I just realized that it’s that time again. Actually, it is well past that time again. But as I always like to sing: Better late than never; no time like the present; sooner rather than later; life is short, act now!
What time is it? It is time for a Gero-Punk public service announcement!
But first, let me say a few words to those of you residing both far away and close by who have recently come around to see what we are up to here at the Gero-Punk Project: Hey there, welcome, and thank you for your curiosity and interest! In the past week we’ve gathered new readers from New York and Massachusetts, not to mention far-flung global environs (Norway and India, to be specific), as well as a really brilliant woman I sat next to on my flight to the east coast the week before last (hello, Betsy!).

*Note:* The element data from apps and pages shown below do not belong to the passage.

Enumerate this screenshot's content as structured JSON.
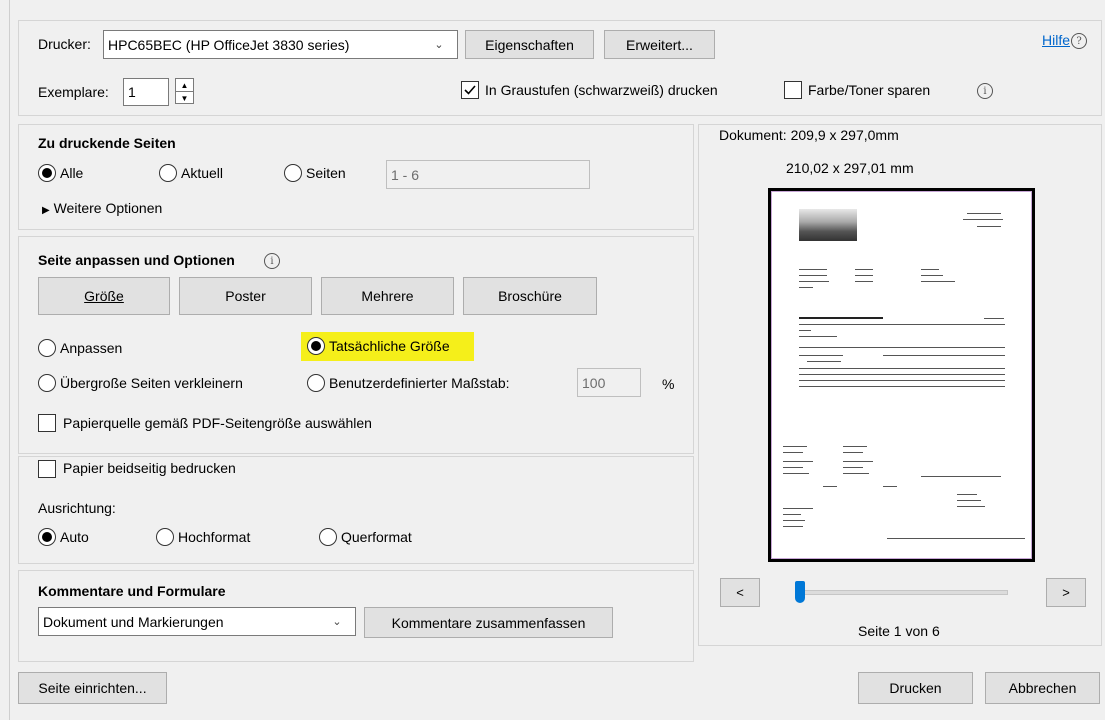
{
  "printer": {
    "label": "Drucker:",
    "value": "HPC65BEC (HP OfficeJet 3830 series)",
    "properties_btn": "Eigenschaften",
    "advanced_btn": "Erweitert...",
    "help_link": "Hilfe",
    "help_icon": "?"
  },
  "copies": {
    "label": "Exemplare:",
    "value": "1"
  },
  "grayscale": {
    "label": "In Graustufen (schwarzweiß) drucken",
    "checked": true
  },
  "save_ink": {
    "label": "Farbe/Toner sparen",
    "checked": false,
    "info_icon": "i"
  },
  "pages_section": {
    "title": "Zu druckende Seiten",
    "all": "Alle",
    "current": "Aktuell",
    "pages": "Seiten",
    "pages_value": "1 - 6",
    "more_options": "Weitere Optionen"
  },
  "sizing_section": {
    "title": "Seite anpassen und Optionen",
    "info_icon": "i",
    "buttons": [
      "Größe",
      "Poster",
      "Mehrere",
      "Broschüre"
    ],
    "fit": "Anpassen",
    "actual_size": "Tatsächliche Größe",
    "shrink": "Übergroße Seiten verkleinern",
    "custom_scale": "Benutzerdefinierter Maßstab:",
    "scale_value": "100",
    "percent": "%",
    "paper_source": "Papierquelle gemäß PDF-Seitengröße auswählen"
  },
  "duplex_section": {
    "duplex": "Papier beidseitig bedrucken",
    "orientation_label": "Ausrichtung:",
    "auto": "Auto",
    "portrait": "Hochformat",
    "landscape": "Querformat"
  },
  "comments_section": {
    "title": "Kommentare und Formulare",
    "value": "Dokument und Markierungen",
    "summarize_btn": "Kommentare zusammenfassen"
  },
  "preview": {
    "document_size": "Dokument: 209,9 x 297,0mm",
    "page_size": "210,02 x 297,01 mm",
    "prev": "<",
    "next": ">",
    "page_indicator": "Seite 1 von 6",
    "slider_position": 0.0
  },
  "footer": {
    "page_setup_btn": "Seite einrichten...",
    "print_btn": "Drucken",
    "cancel_btn": "Abbrechen"
  },
  "colors": {
    "highlight": "#f5ef1a",
    "link": "#0066cc",
    "slider_thumb": "#0078d7"
  }
}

If there is one theme for my life during the first quarter of 2016, the theme has something to do with going to new places and meeting new people and having new adventures. In addition to this blog, where I publish my own and others’ gero-punk essays (for more on what “gero-punk” means, see below), the Gero-Punk Project involves life-wide and wide-spread praxis in the form of local (Portland, Oregon area) Salons and other anarchic educational happenings, as well as workshops, presentations, and conversations around North America (and, hopefully, other locations on this awesome planet). Between now and April, I’ll be journeying to California, Missouri, Maryland and Southern Oregon to do offer some gero-punk perspectives on our travels through the life-course.
Maybe I’ll see you?
Perhaps you are feeling a bit confused about what this “gero-punk thing” is. Perhaps you need to know a bit more about what’s what before you’ll feel willing to venture further.
That’s understandable. How about I say more?
The Gero-Punk Project provides a venue for telling and sharing stories about our travels through the life-course. Together we create a space for trying out alternative ways of experiencing and writing about time/space/place, about age and aging, and about the complexities of being human beings, creatures who are aware of the passage of time and how time has its way with us.
We take seriously the idea that we are time-travelers: a particular age, all ages, and no age at all. We give voice to our flummoxing, fascinating, mundane and profound, odd and perhaps transgressive thoughts, feelings, and experiences related to this grand and strange adventure of being and becoming human in and through and outside of time.
We legitimize confusion, uncertainty, and vulnerability, states of no-sense. As well, we harness our inner authority, our sovereignty, our growing expertise about our own inside experiences and our curiosity about the inside experiences of others.
We ask questions such as:
Where does age reside?
What does it feel like to be the embodied creatures we are right now in this present moment? (And what might it feel like to be a differently embodied creature?)
What assumptions are we holding about what a particular age should be like, or look like, and where did these assumptions come from? (And are we served well by these assumptions or do we want to blow them up and create something new?)
How might our confusions, mishaps and missteps as we muddle through this life be sources of learning and wisdom, for ourselves and, by sharing them, for others?
(And for those of us who are formally engaged in the work of gerontology) We ask to what extent do we see our aging experiences reflected in the official Gerontological theory and research? And to what extent are our aging experiences and our capacities to support others with their aging experiences informed by Gerontological theory and research? What are the connections and disconnections? What is missing and what might we add? What new questions might we ask?
As well, we ask: What capacities for self-care and intentional aging do we want to develop so that we can live vibrant and purposeful lives, no matter what challenges we might face as we continue our travels through the life-course?
Also this: What are the ways in which we might be of service to others, to the larger community, and to the world that allow us to enact our deepest longings and commitments, help us grow in all directions as human beings as we continue to ripen?
And perhaps most important of all, we ask: If we had play-dates with our 8-year-old selves, what would we do? If we invited our future older selves over for a glass of wine, what would we talk about?
Will you play with us?